I really enjoyed Millionaire Next Door. This book is super enlightening because it is a study done of millionaires and what they drive, how they spend their money and surprise – It’s not like you might think! Spoiler: Those who have money don’t feel the need to flaunt the fact that they have money. I just love modesty for this reason. They also have a formula for what they call UAWs (Under Accumulators of Wealth *raises hand*) and PAWs (Prodigious Accumulators of Wealth). Using this formula, in order for me to be a PAW I would need a Net Worth of about $109,624.32 but we all know my Net Worth is -$67,325! What is that, even? A Super UAW? Don’t worry, I’ll get there by leaps and bounds. Or maybe by $25s and $50s, but I’ll get there. I hope you’ll join me!

First blog post

The date was October 4th, 2016. I had been thinking about doing this for a while. I’m an Accounting graduate and had always been interested in net worth and how it would apply to families, and so after listening to a podcast that recommended monthly budget meetings or “Money Dates” I decided to actually crunch our numbers and see where we really stood.

We are probably lower middle class currently. We don’t live paycheck to paycheck, we don’t live beyond our means (or so I thought). We always have enough money to pay our bills with some surplus at the end of the month. We never pay anything late, so we of course thought we were doing fine! We could donate to charity, help family and friends with emergency expenses, who knew we had a problem? I thought we might.

We truly felt we were doing fine: we have a mortgage, sure but our home is modest and we don’t owe 6 figures on it…. okay it’s also not WORTH 6 figures (yet!). We make smart money choices and fully research the pros and cons of large purchases…. Now. It wasn’t always that way, and in fact we are still paying the price of dumb decisions made out of desperation. I will explain more in future blog posts when there is more time and you are more invested in our story.

Back to the evening of October 4, 2016. Ladies and gentlemen, our Net Worth:


I will be making posts every Saturday giving you either more background information, our wins for the week, maybe some fails along the way, and then every first Saturday of the month (or maybe the 2nd depending on where the Saturdays fall – I need time to pay the bills and get updated balances!) I’ll update the Net Worth for the month.

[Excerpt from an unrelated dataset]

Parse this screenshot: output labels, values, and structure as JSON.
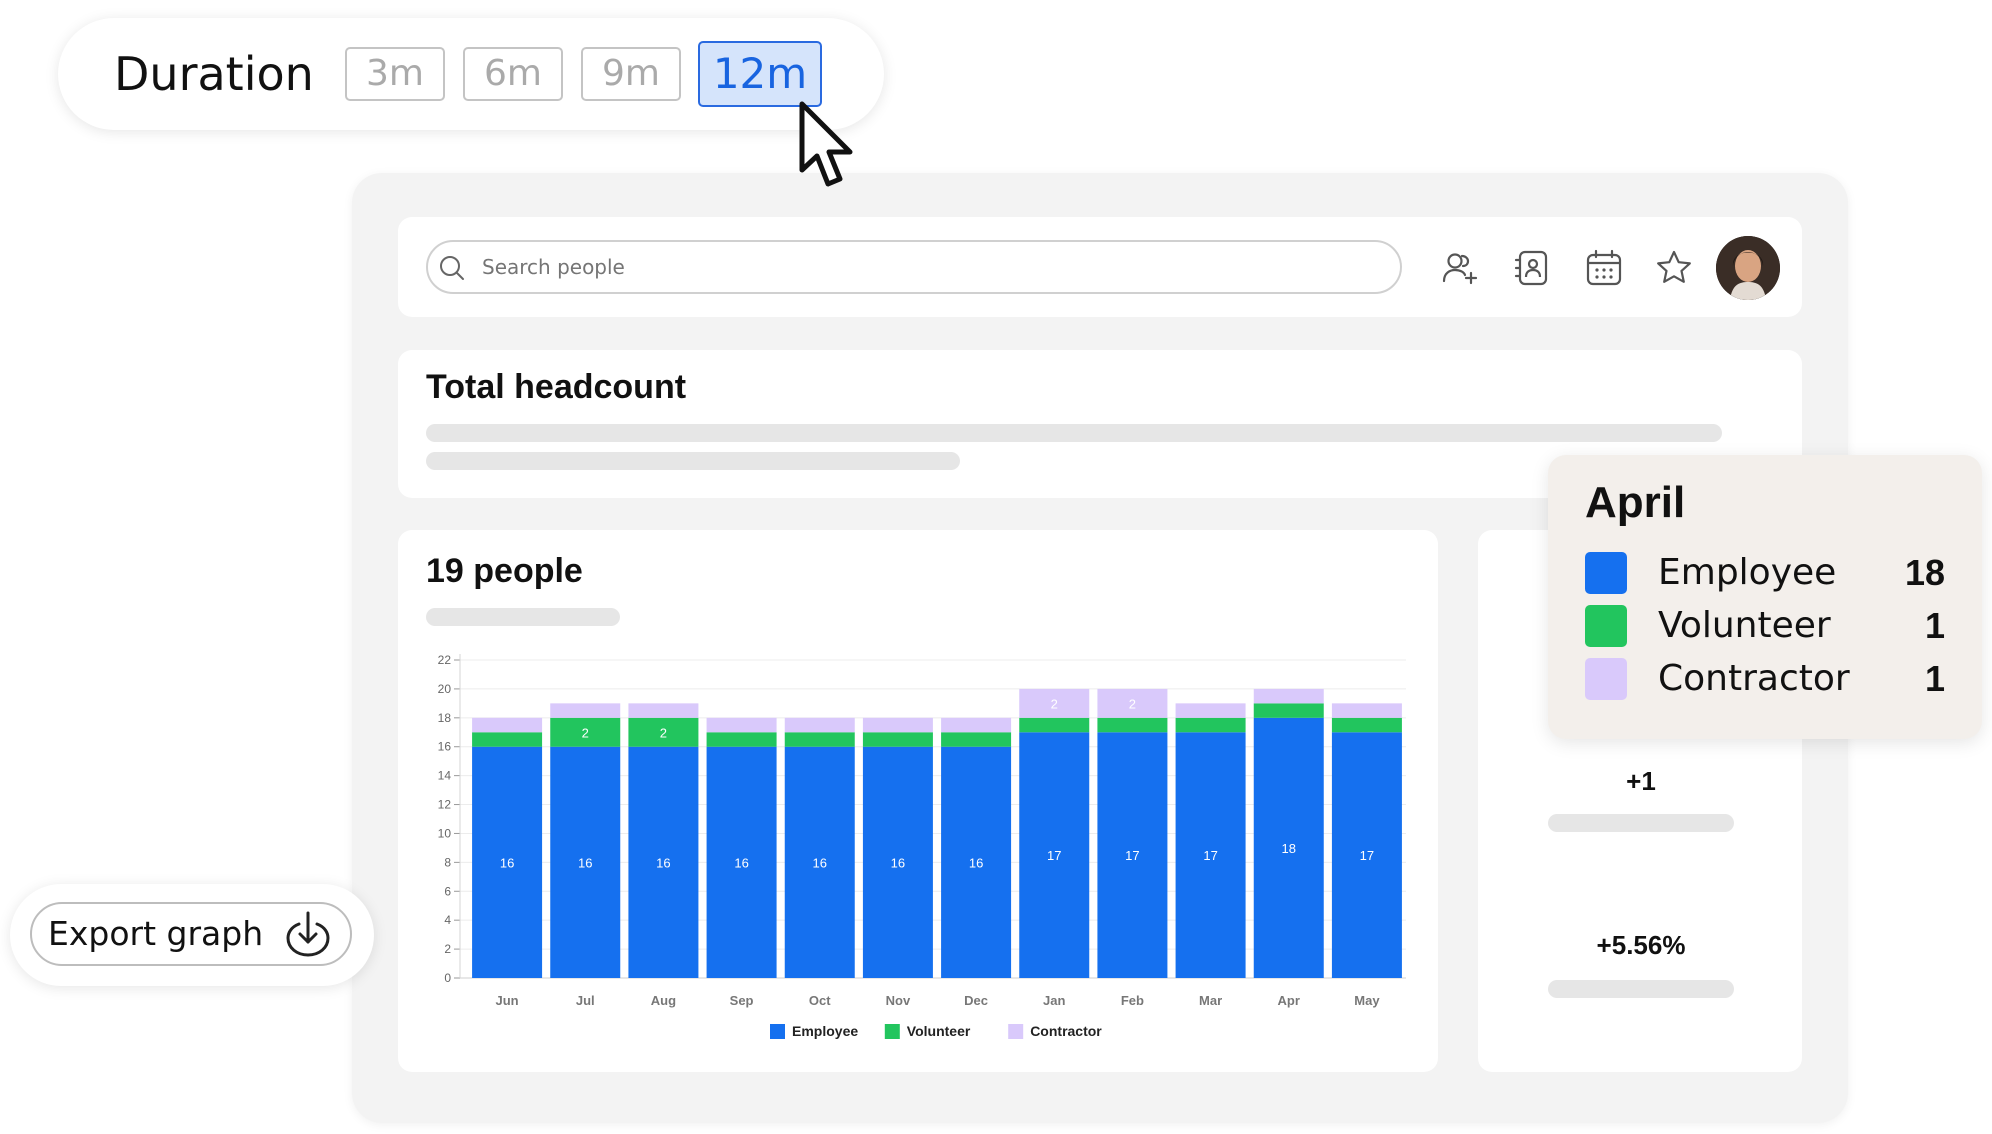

Please join me in our journey to becoming Net Worth Positive!